The latest numbers from the California Association of Realtors suggest homes in the Golden State have been getting a little more affordable. The percentage of households that could buy an entry-level home in California ($411,000) stood at 33% in the fourth quarter of 2007, compared with 25% for the same period a year ago.
Home prices may be falling, but buying one is still a stretch for most of the state’s residents. The Realtors figure you need a minimum household income $82,000 to purchase an entry-level home. That’s based on an adjustable interest rate of 6.2% and assuming a 10% down payment and a monthly payment including taxes and insurance of $2,740.

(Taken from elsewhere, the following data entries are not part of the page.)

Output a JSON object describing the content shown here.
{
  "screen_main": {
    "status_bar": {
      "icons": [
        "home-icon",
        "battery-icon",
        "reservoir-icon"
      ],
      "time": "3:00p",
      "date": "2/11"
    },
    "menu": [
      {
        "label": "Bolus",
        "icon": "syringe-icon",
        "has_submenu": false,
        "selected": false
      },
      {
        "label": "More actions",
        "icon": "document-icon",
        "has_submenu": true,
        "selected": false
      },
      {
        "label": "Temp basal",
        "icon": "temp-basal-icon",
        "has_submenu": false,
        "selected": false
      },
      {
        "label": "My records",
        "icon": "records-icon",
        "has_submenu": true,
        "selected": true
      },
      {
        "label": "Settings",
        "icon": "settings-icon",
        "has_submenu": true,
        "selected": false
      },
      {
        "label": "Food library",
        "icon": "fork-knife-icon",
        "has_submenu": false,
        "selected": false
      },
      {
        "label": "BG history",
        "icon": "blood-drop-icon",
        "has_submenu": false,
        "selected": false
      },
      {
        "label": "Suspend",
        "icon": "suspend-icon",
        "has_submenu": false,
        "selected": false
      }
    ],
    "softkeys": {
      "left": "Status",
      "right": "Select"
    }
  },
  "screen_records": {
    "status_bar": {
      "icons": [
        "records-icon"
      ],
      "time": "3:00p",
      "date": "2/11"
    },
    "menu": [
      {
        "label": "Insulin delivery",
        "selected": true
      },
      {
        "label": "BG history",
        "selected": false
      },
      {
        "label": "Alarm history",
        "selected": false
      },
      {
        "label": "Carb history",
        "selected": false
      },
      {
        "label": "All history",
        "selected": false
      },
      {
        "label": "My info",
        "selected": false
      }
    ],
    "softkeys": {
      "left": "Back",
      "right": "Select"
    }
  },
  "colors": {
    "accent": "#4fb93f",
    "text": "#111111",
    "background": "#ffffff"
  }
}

A recent report from the non-profit California Budget Project shows just how far behind the state is from the rest of the country. The state’s homeownership rate is relatively low, with 58% of residents owning their homes in 2006, compared to more than two-thirds (67%) of households in the nation as a whole. In Los Angeles, the city was forced to dial back on a multi-billion-dollar school construction effort because fewer people are moving to the high-cost city.
A coalition of 91 community groups in the state sent a letter to Bank of America yesterday urging the company to halt foreclosures by soon-to-be acquired Countrywide Financial. The groups urged the big bank to keep the mortgage company’s headquarters in California and modify adjustable loans into fixed ones with rates of no more than 6% for thirty years. They say it never hurts to ask.
BusinessWeek editors Chris Palmeri, Prashant Gopal and Peter Coy chronicle the highs and lows of the housing and mortgage markets on their Hot Property blog. In print and online, the Hot Property team first wrote about the potential downside of lenders pushing riskier, "option ARM" mortgages and the rise in mortgage fraud back in 2005—well ahead of many other media outlets. In 2008, Hot Property bloggers finished #1 in a ranking of the world's top 100 "most powerful property people" by the British real estate website Global edge. Hot Property was named among the 25 most influential real estate blogs of 2007 by Inman News.